» Dataset entries
□ □ □ □
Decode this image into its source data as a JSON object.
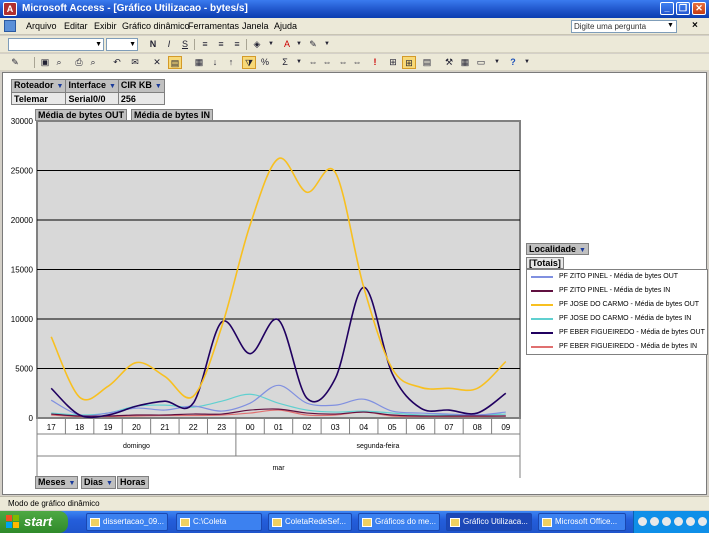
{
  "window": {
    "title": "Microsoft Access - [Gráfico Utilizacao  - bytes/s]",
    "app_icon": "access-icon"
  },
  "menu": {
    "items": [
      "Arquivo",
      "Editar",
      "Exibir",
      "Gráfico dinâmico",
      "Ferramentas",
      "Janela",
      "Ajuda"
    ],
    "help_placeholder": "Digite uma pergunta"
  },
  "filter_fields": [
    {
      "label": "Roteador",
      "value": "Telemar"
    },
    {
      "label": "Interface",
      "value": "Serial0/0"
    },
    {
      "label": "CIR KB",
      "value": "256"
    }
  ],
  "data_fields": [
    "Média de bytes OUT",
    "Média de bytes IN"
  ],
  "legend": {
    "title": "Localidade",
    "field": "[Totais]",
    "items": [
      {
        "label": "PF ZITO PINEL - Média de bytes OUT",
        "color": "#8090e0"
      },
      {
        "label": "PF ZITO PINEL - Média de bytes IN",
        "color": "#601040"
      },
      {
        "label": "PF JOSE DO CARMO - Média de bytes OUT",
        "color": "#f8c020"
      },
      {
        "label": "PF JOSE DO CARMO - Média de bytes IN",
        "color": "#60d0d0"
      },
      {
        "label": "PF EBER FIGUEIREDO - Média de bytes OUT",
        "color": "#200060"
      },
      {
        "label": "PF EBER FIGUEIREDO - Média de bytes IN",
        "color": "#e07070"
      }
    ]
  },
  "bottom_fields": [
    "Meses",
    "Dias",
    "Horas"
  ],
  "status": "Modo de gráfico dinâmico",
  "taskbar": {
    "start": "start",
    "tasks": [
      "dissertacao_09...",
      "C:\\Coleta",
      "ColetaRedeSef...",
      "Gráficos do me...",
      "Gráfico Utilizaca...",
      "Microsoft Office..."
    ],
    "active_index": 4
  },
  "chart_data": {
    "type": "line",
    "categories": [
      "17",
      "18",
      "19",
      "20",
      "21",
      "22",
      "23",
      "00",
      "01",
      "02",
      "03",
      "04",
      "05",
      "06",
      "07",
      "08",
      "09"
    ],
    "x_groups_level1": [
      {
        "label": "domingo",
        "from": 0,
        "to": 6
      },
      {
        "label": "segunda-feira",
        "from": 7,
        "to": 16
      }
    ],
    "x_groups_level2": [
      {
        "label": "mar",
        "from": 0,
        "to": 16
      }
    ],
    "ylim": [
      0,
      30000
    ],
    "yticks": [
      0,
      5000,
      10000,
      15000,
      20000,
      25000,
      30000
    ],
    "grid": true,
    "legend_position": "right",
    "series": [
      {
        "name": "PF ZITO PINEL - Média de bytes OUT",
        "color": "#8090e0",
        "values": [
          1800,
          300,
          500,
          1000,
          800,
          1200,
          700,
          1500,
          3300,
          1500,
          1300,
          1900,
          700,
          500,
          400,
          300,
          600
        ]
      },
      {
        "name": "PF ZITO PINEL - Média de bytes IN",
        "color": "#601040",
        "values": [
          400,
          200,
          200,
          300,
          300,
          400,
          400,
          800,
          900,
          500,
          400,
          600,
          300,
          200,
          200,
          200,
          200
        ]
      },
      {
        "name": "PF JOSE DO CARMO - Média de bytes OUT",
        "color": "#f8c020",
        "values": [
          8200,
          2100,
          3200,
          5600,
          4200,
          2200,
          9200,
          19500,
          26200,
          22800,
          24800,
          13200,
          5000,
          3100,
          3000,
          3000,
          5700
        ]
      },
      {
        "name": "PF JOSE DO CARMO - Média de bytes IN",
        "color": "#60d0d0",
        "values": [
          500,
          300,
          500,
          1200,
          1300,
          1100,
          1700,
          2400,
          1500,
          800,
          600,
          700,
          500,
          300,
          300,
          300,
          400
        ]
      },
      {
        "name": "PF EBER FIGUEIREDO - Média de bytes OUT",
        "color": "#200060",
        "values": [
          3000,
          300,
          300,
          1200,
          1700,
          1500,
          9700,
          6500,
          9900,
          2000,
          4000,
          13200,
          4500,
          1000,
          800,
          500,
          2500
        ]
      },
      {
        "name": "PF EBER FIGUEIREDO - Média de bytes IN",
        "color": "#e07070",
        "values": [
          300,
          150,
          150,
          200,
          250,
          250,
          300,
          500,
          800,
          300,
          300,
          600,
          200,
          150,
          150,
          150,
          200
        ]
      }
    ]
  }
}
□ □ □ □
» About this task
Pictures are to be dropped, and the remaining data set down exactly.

» Response box
Decode this image into its source data as a JSON object.
{
  "window": {
    "title": "Microsoft Access - [Gráfico Utilizacao  - bytes/s]",
    "app_icon": "access-icon"
  },
  "menu": {
    "items": [
      "Arquivo",
      "Editar",
      "Exibir",
      "Gráfico dinâmico",
      "Ferramentas",
      "Janela",
      "Ajuda"
    ],
    "help_placeholder": "Digite uma pergunta"
  },
  "filter_fields": [
    {
      "label": "Roteador",
      "value": "Telemar"
    },
    {
      "label": "Interface",
      "value": "Serial0/0"
    },
    {
      "label": "CIR KB",
      "value": "256"
    }
  ],
  "data_fields": [
    "Média de bytes OUT",
    "Média de bytes IN"
  ],
  "legend": {
    "title": "Localidade",
    "field": "[Totais]",
    "items": [
      {
        "label": "PF ZITO PINEL - Média de bytes OUT",
        "color": "#8090e0"
      },
      {
        "label": "PF ZITO PINEL - Média de bytes IN",
        "color": "#601040"
      },
      {
        "label": "PF JOSE DO CARMO - Média de bytes OUT",
        "color": "#f8c020"
      },
      {
        "label": "PF JOSE DO CARMO - Média de bytes IN",
        "color": "#60d0d0"
      },
      {
        "label": "PF EBER FIGUEIREDO - Média de bytes OUT",
        "color": "#200060"
      },
      {
        "label": "PF EBER FIGUEIREDO - Média de bytes IN",
        "color": "#e07070"
      }
    ]
  },
  "bottom_fields": [
    "Meses",
    "Dias",
    "Horas"
  ],
  "status": "Modo de gráfico dinâmico",
  "taskbar": {
    "start": "start",
    "tasks": [
      "dissertacao_09...",
      "C:\\Coleta",
      "ColetaRedeSef...",
      "Gráficos do me...",
      "Gráfico Utilizaca...",
      "Microsoft Office..."
    ],
    "active_index": 4
  },
  "chart_data": {
    "type": "line",
    "categories": [
      "17",
      "18",
      "19",
      "20",
      "21",
      "22",
      "23",
      "00",
      "01",
      "02",
      "03",
      "04",
      "05",
      "06",
      "07",
      "08",
      "09"
    ],
    "x_groups_level1": [
      {
        "label": "domingo",
        "from": 0,
        "to": 6
      },
      {
        "label": "segunda-feira",
        "from": 7,
        "to": 16
      }
    ],
    "x_groups_level2": [
      {
        "label": "mar",
        "from": 0,
        "to": 16
      }
    ],
    "ylim": [
      0,
      30000
    ],
    "yticks": [
      0,
      5000,
      10000,
      15000,
      20000,
      25000,
      30000
    ],
    "grid": true,
    "legend_position": "right",
    "series": [
      {
        "name": "PF ZITO PINEL - Média de bytes OUT",
        "color": "#8090e0",
        "values": [
          1800,
          300,
          500,
          1000,
          800,
          1200,
          700,
          1500,
          3300,
          1500,
          1300,
          1900,
          700,
          500,
          400,
          300,
          600
        ]
      },
      {
        "name": "PF ZITO PINEL - Média de bytes IN",
        "color": "#601040",
        "values": [
          400,
          200,
          200,
          300,
          300,
          400,
          400,
          800,
          900,
          500,
          400,
          600,
          300,
          200,
          200,
          200,
          200
        ]
      },
      {
        "name": "PF JOSE DO CARMO - Média de bytes OUT",
        "color": "#f8c020",
        "values": [
          8200,
          2100,
          3200,
          5600,
          4200,
          2200,
          9200,
          19500,
          26200,
          22800,
          24800,
          13200,
          5000,
          3100,
          3000,
          3000,
          5700
        ]
      },
      {
        "name": "PF JOSE DO CARMO - Média de bytes IN",
        "color": "#60d0d0",
        "values": [
          500,
          300,
          500,
          1200,
          1300,
          1100,
          1700,
          2400,
          1500,
          800,
          600,
          700,
          500,
          300,
          300,
          300,
          400
        ]
      },
      {
        "name": "PF EBER FIGUEIREDO - Média de bytes OUT",
        "color": "#200060",
        "values": [
          3000,
          300,
          300,
          1200,
          1700,
          1500,
          9700,
          6500,
          9900,
          2000,
          4000,
          13200,
          4500,
          1000,
          800,
          500,
          2500
        ]
      },
      {
        "name": "PF EBER FIGUEIREDO - Média de bytes IN",
        "color": "#e07070",
        "values": [
          300,
          150,
          150,
          200,
          250,
          250,
          300,
          500,
          800,
          300,
          300,
          600,
          200,
          150,
          150,
          150,
          200
        ]
      }
    ]
  }
}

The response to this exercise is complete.